No, this is not Syria

Graffiti outdone

For the last several years these walls have been covered with graffiti–the spray painted foul language kind. Every so often the building owners had the walls painted over, but within a few weeks the graffiti reappeared.

Then, last year, they hired a young girl to do her thing. Today, I noted happily that her street are was fresh and graffiti free.

Graffiti outdone

Graffiti outdone

Modern medicine’s greatest failure

Modern medicine’s greatest failure


“What?” I ask anxiously.

“The school just sent an email. Head lice. In four classes.”


“Yes. Will you help?”

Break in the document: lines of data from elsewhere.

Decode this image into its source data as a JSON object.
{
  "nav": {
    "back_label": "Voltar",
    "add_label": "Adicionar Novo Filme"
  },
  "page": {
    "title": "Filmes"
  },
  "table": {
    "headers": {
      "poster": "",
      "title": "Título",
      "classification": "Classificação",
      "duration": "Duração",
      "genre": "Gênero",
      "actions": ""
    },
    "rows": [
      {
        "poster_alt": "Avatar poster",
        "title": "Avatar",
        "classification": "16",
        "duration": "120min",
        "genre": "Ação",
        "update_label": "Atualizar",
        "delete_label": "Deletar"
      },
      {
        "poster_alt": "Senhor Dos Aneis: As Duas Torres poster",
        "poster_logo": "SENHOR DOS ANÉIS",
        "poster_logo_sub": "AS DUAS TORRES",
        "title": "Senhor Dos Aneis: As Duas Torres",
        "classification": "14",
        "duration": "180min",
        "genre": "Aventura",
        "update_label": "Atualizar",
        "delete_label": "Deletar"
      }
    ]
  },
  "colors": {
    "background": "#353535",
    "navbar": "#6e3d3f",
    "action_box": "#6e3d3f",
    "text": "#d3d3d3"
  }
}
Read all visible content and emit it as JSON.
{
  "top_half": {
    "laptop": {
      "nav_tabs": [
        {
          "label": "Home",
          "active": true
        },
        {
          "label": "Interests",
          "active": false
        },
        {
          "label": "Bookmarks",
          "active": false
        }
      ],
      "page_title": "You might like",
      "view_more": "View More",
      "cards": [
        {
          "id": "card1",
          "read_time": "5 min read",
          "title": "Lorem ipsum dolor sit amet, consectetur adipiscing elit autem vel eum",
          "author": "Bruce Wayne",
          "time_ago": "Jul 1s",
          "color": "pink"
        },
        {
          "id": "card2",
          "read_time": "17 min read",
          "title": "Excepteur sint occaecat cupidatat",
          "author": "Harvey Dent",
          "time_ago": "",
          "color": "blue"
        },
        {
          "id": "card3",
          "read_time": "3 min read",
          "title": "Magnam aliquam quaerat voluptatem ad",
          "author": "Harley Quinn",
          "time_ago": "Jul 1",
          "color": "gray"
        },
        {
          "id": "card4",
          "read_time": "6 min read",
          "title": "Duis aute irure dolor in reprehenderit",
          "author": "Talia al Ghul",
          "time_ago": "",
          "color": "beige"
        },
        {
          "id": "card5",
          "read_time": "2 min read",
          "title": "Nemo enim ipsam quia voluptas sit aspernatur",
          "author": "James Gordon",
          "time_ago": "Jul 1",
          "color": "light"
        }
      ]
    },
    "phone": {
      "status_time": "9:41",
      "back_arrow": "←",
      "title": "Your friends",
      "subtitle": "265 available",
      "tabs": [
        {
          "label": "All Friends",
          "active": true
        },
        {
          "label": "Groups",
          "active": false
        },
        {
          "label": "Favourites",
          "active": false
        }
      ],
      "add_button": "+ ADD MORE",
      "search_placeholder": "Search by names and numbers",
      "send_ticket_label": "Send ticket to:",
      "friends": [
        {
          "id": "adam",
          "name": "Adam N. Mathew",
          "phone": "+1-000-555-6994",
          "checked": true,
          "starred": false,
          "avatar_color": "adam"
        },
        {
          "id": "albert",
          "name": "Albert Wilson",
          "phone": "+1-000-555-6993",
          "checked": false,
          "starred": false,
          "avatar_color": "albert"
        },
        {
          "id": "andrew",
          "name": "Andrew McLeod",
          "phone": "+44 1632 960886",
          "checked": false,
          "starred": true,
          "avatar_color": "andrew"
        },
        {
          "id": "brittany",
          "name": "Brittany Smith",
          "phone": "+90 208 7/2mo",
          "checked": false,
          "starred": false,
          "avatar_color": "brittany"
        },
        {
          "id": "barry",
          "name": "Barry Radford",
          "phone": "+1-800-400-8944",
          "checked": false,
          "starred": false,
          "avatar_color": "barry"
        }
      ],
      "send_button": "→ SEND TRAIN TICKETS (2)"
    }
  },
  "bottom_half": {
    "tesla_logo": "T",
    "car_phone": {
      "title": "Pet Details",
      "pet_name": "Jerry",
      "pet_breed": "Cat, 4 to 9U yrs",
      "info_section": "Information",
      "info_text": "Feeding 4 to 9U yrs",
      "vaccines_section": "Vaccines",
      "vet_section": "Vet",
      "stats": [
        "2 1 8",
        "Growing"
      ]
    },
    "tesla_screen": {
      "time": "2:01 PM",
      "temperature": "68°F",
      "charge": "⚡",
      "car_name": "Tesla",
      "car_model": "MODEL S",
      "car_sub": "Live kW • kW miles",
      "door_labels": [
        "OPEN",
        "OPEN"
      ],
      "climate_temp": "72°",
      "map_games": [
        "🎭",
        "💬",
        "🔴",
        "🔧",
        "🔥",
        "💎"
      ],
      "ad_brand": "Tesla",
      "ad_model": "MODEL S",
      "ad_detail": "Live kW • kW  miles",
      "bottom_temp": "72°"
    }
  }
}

This will make three times in as many months. We could solve the problem by shaving their heads, but I refrain from making that suggestion.

“Of course I’ll help.” Treatment is not something one can do alone and as she and her daughter are always cuddling, we’ll have to do both of them.

Step one: Buy wine.

Step two: Apply the treatment—kills the lice and nits in 58 seconds, they claim.

Step three: After 30 minutes comb the hair with the special lice comb provided. Small problem here. The comb does not catch all the nits. Stop combing and try to trap the nit between your thumb nail and finger and pull it down the strand of hair. Sometimes you succeed, but usually you don’t.

Modern medicine’s greatest failure

The process gives a whole new meaning to the expression “nitpicking.”

Step four: Open another bottle of wine.

Step five: Curse and question the whole scientific community. Why the “H E double L” hasn’t someone managed to eradicate these little devils?

The damn things have been around for hundreds of years.

“Since no verified fossils of lice have ever been found we can only speculate when they originated. We do know the ancient Egyptians and Greeks wrote of them and they were found on prehistoric American Indian mummies.” Penn State Department of Entomology

Step six: Strip the beds, throw all recently worn clothing and anything that might have been in contact with the infected heads in the wash, put brushes, combs, and hair accessories to soak in boiling water.

Step seven: Repeat the treatment process a second time 8 to 10 days later.

Any teacher can tell you that head lice find their way through every single elementary school. I was once principal of a K-9 school that hosted a head lice study (I do not remember agreeing to this) and it was a nightmare. Weeks and weeks of checking every single person’s head for lice and I don’t remember what all else—obviously the whole experience was one of those things one does not want to remember. And—big surprise—the study did not come up with any magic answers.

If you’ve never had to deal with head lice and nits (which stick around for days after the treatment), count yourself lucky.